YOUR GOAL: Could each entry be returned exactly as it appears?

Items from an interface collection
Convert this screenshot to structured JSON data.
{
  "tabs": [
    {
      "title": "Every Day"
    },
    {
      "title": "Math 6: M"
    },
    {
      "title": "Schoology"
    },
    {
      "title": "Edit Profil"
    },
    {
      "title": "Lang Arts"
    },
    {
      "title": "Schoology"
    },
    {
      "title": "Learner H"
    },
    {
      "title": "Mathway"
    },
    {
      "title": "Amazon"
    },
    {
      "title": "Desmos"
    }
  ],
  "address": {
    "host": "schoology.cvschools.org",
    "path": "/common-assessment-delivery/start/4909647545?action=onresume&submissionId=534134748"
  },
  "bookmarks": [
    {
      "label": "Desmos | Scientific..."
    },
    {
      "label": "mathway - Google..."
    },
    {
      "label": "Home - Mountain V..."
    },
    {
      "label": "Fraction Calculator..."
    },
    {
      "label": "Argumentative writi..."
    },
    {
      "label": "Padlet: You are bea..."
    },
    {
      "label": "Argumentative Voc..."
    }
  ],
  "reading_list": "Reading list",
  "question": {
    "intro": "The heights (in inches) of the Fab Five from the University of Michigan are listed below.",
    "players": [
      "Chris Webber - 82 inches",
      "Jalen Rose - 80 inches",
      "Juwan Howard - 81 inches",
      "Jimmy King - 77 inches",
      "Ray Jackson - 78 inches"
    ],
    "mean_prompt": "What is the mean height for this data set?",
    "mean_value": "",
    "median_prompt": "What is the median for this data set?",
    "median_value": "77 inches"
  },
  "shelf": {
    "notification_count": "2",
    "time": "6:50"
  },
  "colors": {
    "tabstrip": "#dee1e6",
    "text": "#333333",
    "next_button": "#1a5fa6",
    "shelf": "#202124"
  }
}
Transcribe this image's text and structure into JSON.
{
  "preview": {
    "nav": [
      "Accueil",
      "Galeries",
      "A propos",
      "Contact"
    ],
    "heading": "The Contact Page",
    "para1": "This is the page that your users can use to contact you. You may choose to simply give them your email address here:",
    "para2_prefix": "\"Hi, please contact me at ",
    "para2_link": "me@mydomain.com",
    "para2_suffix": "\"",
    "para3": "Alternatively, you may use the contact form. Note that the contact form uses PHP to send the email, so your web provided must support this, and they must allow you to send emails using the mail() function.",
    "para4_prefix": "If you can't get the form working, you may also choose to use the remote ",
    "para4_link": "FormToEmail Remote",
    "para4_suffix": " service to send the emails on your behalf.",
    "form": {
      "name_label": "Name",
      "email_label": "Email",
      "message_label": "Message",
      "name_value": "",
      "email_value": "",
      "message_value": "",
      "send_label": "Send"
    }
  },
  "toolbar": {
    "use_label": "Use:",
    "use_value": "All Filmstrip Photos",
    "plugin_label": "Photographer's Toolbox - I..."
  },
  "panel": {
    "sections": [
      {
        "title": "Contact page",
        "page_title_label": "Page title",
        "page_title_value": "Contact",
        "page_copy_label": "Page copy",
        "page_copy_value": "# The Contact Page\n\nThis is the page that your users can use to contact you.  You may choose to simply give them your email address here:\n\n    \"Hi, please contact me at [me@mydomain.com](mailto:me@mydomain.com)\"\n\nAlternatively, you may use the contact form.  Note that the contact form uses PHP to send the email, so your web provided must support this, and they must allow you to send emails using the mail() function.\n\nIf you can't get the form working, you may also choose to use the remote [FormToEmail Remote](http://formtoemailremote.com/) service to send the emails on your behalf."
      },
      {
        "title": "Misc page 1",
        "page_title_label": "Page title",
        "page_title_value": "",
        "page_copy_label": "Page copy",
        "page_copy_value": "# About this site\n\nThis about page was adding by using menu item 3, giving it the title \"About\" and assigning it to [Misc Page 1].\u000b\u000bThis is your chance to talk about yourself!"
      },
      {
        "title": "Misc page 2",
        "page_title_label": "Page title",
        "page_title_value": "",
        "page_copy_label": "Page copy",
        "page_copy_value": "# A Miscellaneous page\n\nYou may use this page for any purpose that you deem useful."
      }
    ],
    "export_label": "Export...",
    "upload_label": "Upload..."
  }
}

WRITTEN REPLY:
Convert this screenshot to structured JSON data.
{
  "tabs": [
    {
      "title": "Every Day"
    },
    {
      "title": "Math 6: M"
    },
    {
      "title": "Schoology"
    },
    {
      "title": "Edit Profil"
    },
    {
      "title": "Lang Arts"
    },
    {
      "title": "Schoology"
    },
    {
      "title": "Learner H"
    },
    {
      "title": "Mathway"
    },
    {
      "title": "Amazon"
    },
    {
      "title": "Desmos"
    }
  ],
  "address": {
    "host": "schoology.cvschools.org",
    "path": "/common-assessment-delivery/start/4909647545?action=onresume&submissionId=534134748"
  },
  "bookmarks": [
    {
      "label": "Desmos | Scientific..."
    },
    {
      "label": "mathway - Google..."
    },
    {
      "label": "Home - Mountain V..."
    },
    {
      "label": "Fraction Calculator..."
    },
    {
      "label": "Argumentative writi..."
    },
    {
      "label": "Padlet: You are bea..."
    },
    {
      "label": "Argumentative Voc..."
    }
  ],
  "reading_list": "Reading list",
  "question": {
    "intro": "The heights (in inches) of the Fab Five from the University of Michigan are listed below.",
    "players": [
      "Chris Webber - 82 inches",
      "Jalen Rose - 80 inches",
      "Juwan Howard - 81 inches",
      "Jimmy King - 77 inches",
      "Ray Jackson - 78 inches"
    ],
    "mean_prompt": "What is the mean height for this data set?",
    "mean_value": "",
    "median_prompt": "What is the median for this data set?",
    "median_value": "77 inches"
  },
  "shelf": {
    "notification_count": "2",
    "time": "6:50"
  },
  "colors": {
    "tabstrip": "#dee1e6",
    "text": "#333333",
    "next_button": "#1a5fa6",
    "shelf": "#202124"
  }
}
Transcribe this image's text and structure into JSON.
{
  "preview": {
    "nav": [
      "Accueil",
      "Galeries",
      "A propos",
      "Contact"
    ],
    "heading": "The Contact Page",
    "para1": "This is the page that your users can use to contact you. You may choose to simply give them your email address here:",
    "para2_prefix": "\"Hi, please contact me at ",
    "para2_link": "me@mydomain.com",
    "para2_suffix": "\"",
    "para3": "Alternatively, you may use the contact form. Note that the contact form uses PHP to send the email, so your web provided must support this, and they must allow you to send emails using the mail() function.",
    "para4_prefix": "If you can't get the form working, you may also choose to use the remote ",
    "para4_link": "FormToEmail Remote",
    "para4_suffix": " service to send the emails on your behalf.",
    "form": {
      "name_label": "Name",
      "email_label": "Email",
      "message_label": "Message",
      "name_value": "",
      "email_value": "",
      "message_value": "",
      "send_label": "Send"
    }
  },
  "toolbar": {
    "use_label": "Use:",
    "use_value": "All Filmstrip Photos",
    "plugin_label": "Photographer's Toolbox - I..."
  },
  "panel": {
    "sections": [
      {
        "title": "Contact page",
        "page_title_label": "Page title",
        "page_title_value": "Contact",
        "page_copy_label": "Page copy",
        "page_copy_value": "# The Contact Page\n\nThis is the page that your users can use to contact you.  You may choose to simply give them your email address here:\n\n    \"Hi, please contact me at [me@mydomain.com](mailto:me@mydomain.com)\"\n\nAlternatively, you may use the contact form.  Note that the contact form uses PHP to send the email, so your web provided must support this, and they must allow you to send emails using the mail() function.\n\nIf you can't get the form working, you may also choose to use the remote [FormToEmail Remote](http://formtoemailremote.com/) service to send the emails on your behalf."
      },
      {
        "title": "Misc page 1",
        "page_title_label": "Page title",
        "page_title_value": "",
        "page_copy_label": "Page copy",
        "page_copy_value": "# About this site\n\nThis about page was adding by using menu item 3, giving it the title \"About\" and assigning it to [Misc Page 1].\u000b\u000bThis is your chance to talk about yourself!"
      },
      {
        "title": "Misc page 2",
        "page_title_label": "Page title",
        "page_title_value": "",
        "page_copy_label": "Page copy",
        "page_copy_value": "# A Miscellaneous page\n\nYou may use this page for any purpose that you deem useful."
      }
    ],
    "export_label": "Export...",
    "upload_label": "Upload..."
  }
}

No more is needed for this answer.